The house was built in 1851 of local brick and exhibits the Greek Revival influence.
Florence Gray, a descendant of the late Cyrus Littell, and her husband live in the home built for 10. It's now a working farm where they have 13 or 14 beef cattle.
David Littell was Mrs. Gray's greatgreat-grandfather and the home contains much of the same furniture it did during the mid-19th century.
David Littell, for whom the house is named, operated a tanning business on the site from 1819-1860. Deer, calf, dog and hog skins were processed.
According to business cards and receipts found, some of the leather went to dealers in Pittsburgh. By 1850, Littell was one of 16 manufacturers and one of two tanners in Hanover Twp.
The Littell Tannery was a one-man, one-horse operation that processed 400 sides of leather from 20 hides and 100 skins in a year.
A decline of independent business in the township led to the halt of leather manufacturing. David Littell died in 1870, 10 years after the tannery ceased operation at the Hanover Twp. site.
Dr. Larry E. Tise of the Pennsylvania Historic Preservation Society nominated the house for the registry.
It's a two-story brick farmhouse with a slate shingled roof sitting on 23.5 acres on Route 18. It's built on a stone foundation and has a cellar, an attic, a five-bay center hail plan, double-hung 6 x 6 windows, interior end chimneys and fireplaces.
The home was completed in 1851 by Hayward and Cain and contains stone window sills and lintels and a front door with transom and sidelights.
Remains of the Littell tannery and several small outbuildings still exist on the property.
The country kitchen has a butter mold, wooden potato mashers, a tin match saver for spent matches and one for unused ones as well as a copper oil can.
An armoire can also be found in the kitchen for linens, and pots and pans.
A spinning wheel used by the Littell family stands on a landing leading to the second floor.
Walnut chairs and a mahogany Sheraton-style table are in the dining room.
The molding in the living room came from the old Beaver Post Office while the molding from the old Van Home in Vanport Twp. can be found in the hall and dining room.
Little of the home's original mid-19th century decor has changed.
A side saddle used by Mrs. Gray's great-grandmother in 1850 is on an upstairs bannister. A "birthing room" where all the Littell children were born and an 1850 pendulum clock in the living room are just a few of the secrets of the Littell house.
There's an American Revolutionary War field bed, a Sheraton with a crocheted net canopy and a woven reversible bedspread handmade in 1842 in the bedrooms along with a Jenny Lind bed and a Victorian maple dresser.
A Victorian eight-day clock and a Victorian rocker are on the second floor.

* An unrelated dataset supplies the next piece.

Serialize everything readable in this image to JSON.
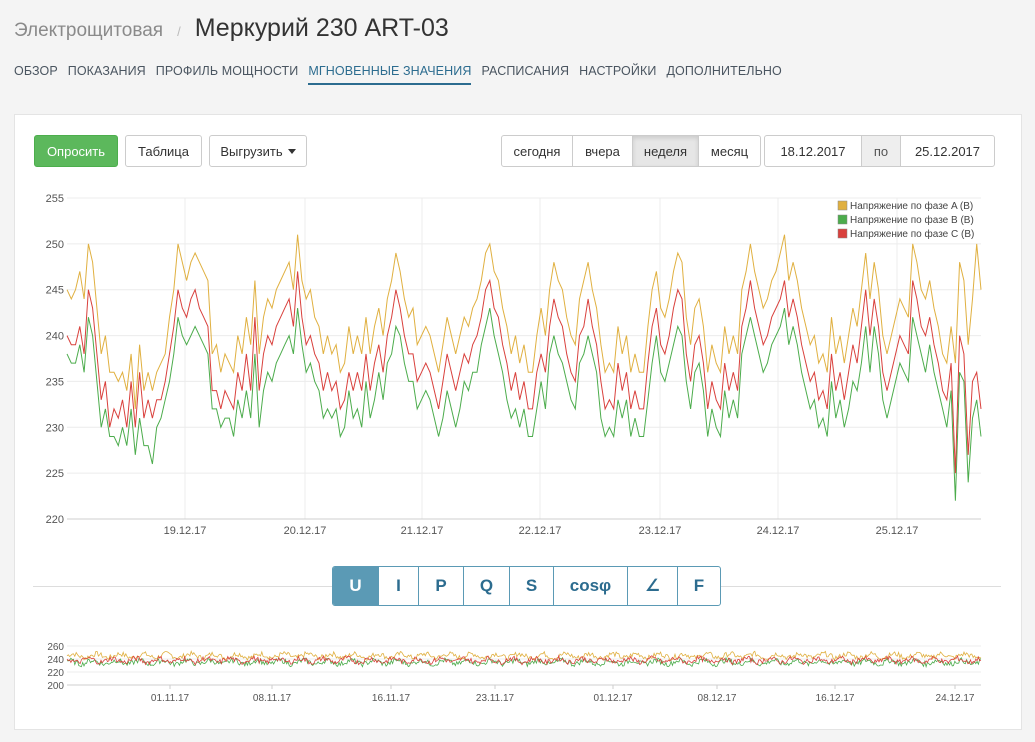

A master bedroom features a Victorian brass bed and heavy damask drapes.
The David Littell Home is one of 46,000 local, state and federal properties on the register.
Editor's Note: A Beaver County historical marker was placed here in 1998. Mrs. Florence Gray passed away in 1999.